**About this exercise**
Reproduce the records below exactly as they appear, omitting any pictures they contain.

-- Dataset excerpts follows --

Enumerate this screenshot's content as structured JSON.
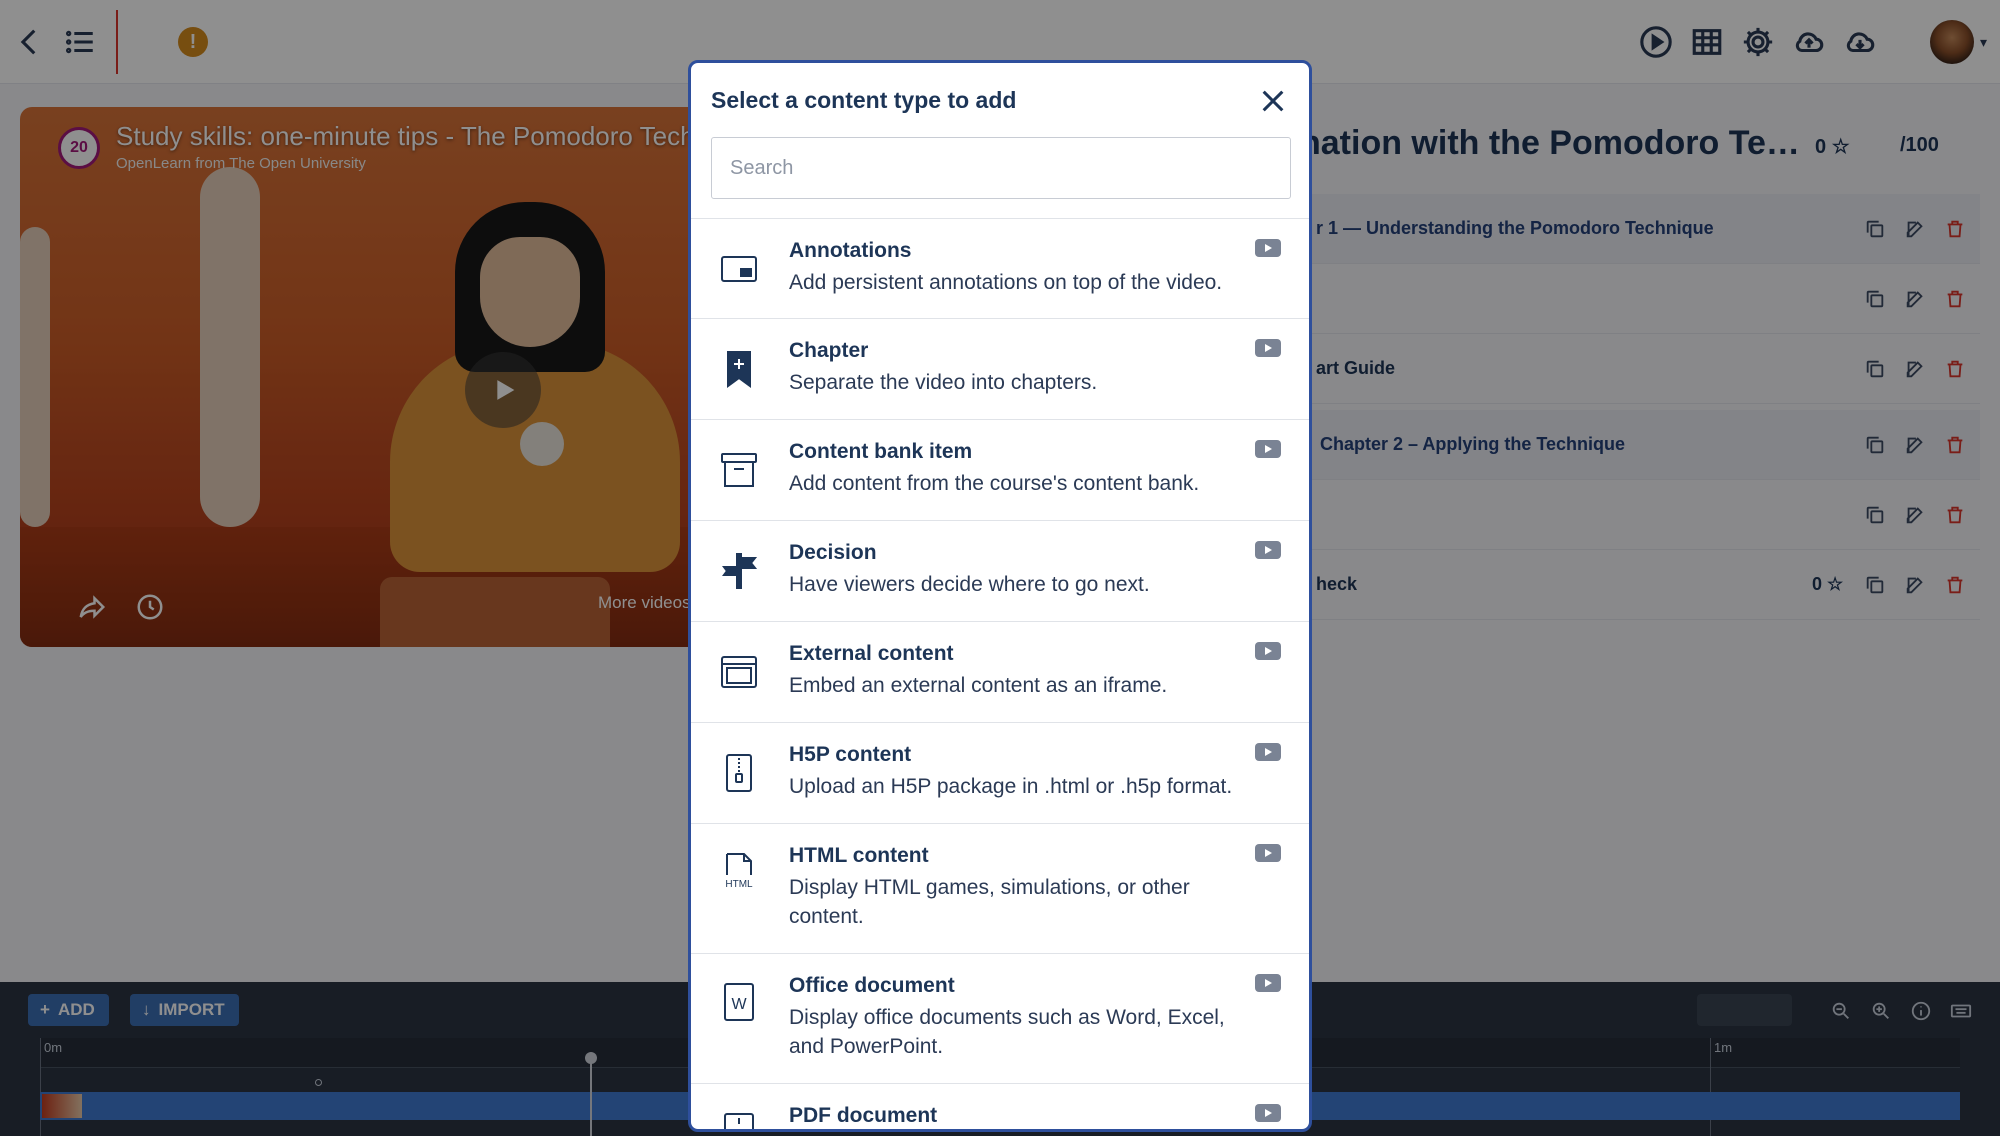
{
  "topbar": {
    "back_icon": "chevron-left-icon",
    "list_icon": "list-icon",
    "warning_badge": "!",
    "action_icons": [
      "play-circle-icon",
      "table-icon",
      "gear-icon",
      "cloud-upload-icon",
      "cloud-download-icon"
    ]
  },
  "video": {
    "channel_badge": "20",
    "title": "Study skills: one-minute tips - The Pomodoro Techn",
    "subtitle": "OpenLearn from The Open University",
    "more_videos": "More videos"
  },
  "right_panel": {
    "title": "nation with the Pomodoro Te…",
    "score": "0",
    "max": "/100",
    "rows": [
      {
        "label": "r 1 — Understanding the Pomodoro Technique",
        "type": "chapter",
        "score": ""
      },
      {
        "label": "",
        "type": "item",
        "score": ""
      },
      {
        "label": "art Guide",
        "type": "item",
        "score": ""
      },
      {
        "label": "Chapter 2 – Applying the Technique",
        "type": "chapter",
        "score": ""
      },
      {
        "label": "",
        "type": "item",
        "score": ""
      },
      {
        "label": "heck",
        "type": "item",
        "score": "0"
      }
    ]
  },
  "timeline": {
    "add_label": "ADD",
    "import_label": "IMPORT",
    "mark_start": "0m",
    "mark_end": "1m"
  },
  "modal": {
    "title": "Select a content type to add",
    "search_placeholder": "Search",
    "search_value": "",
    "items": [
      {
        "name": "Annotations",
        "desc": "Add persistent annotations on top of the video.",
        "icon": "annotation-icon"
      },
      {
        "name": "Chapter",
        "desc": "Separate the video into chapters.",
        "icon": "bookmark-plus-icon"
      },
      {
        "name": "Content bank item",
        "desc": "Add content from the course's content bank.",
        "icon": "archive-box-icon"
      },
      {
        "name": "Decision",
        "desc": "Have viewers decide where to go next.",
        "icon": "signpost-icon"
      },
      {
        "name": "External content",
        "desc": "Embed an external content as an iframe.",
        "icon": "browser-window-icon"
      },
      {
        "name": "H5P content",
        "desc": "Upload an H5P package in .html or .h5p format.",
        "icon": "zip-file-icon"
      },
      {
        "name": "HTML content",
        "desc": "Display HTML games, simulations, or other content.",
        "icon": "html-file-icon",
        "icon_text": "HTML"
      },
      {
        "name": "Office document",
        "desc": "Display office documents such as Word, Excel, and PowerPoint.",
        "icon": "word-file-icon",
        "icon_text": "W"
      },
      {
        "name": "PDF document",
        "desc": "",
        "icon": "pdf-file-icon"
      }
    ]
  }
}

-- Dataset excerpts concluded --

**Exercise answer**
Enumerate this screenshot's content as structured JSON.
{
  "topbar": {
    "back_icon": "chevron-left-icon",
    "list_icon": "list-icon",
    "warning_badge": "!",
    "action_icons": [
      "play-circle-icon",
      "table-icon",
      "gear-icon",
      "cloud-upload-icon",
      "cloud-download-icon"
    ]
  },
  "video": {
    "channel_badge": "20",
    "title": "Study skills: one-minute tips - The Pomodoro Techn",
    "subtitle": "OpenLearn from The Open University",
    "more_videos": "More videos"
  },
  "right_panel": {
    "title": "nation with the Pomodoro Te…",
    "score": "0",
    "max": "/100",
    "rows": [
      {
        "label": "r 1 — Understanding the Pomodoro Technique",
        "type": "chapter",
        "score": ""
      },
      {
        "label": "",
        "type": "item",
        "score": ""
      },
      {
        "label": "art Guide",
        "type": "item",
        "score": ""
      },
      {
        "label": "Chapter 2 – Applying the Technique",
        "type": "chapter",
        "score": ""
      },
      {
        "label": "",
        "type": "item",
        "score": ""
      },
      {
        "label": "heck",
        "type": "item",
        "score": "0"
      }
    ]
  },
  "timeline": {
    "add_label": "ADD",
    "import_label": "IMPORT",
    "mark_start": "0m",
    "mark_end": "1m"
  },
  "modal": {
    "title": "Select a content type to add",
    "search_placeholder": "Search",
    "search_value": "",
    "items": [
      {
        "name": "Annotations",
        "desc": "Add persistent annotations on top of the video.",
        "icon": "annotation-icon"
      },
      {
        "name": "Chapter",
        "desc": "Separate the video into chapters.",
        "icon": "bookmark-plus-icon"
      },
      {
        "name": "Content bank item",
        "desc": "Add content from the course's content bank.",
        "icon": "archive-box-icon"
      },
      {
        "name": "Decision",
        "desc": "Have viewers decide where to go next.",
        "icon": "signpost-icon"
      },
      {
        "name": "External content",
        "desc": "Embed an external content as an iframe.",
        "icon": "browser-window-icon"
      },
      {
        "name": "H5P content",
        "desc": "Upload an H5P package in .html or .h5p format.",
        "icon": "zip-file-icon"
      },
      {
        "name": "HTML content",
        "desc": "Display HTML games, simulations, or other content.",
        "icon": "html-file-icon",
        "icon_text": "HTML"
      },
      {
        "name": "Office document",
        "desc": "Display office documents such as Word, Excel, and PowerPoint.",
        "icon": "word-file-icon",
        "icon_text": "W"
      },
      {
        "name": "PDF document",
        "desc": "",
        "icon": "pdf-file-icon"
      }
    ]
  }
}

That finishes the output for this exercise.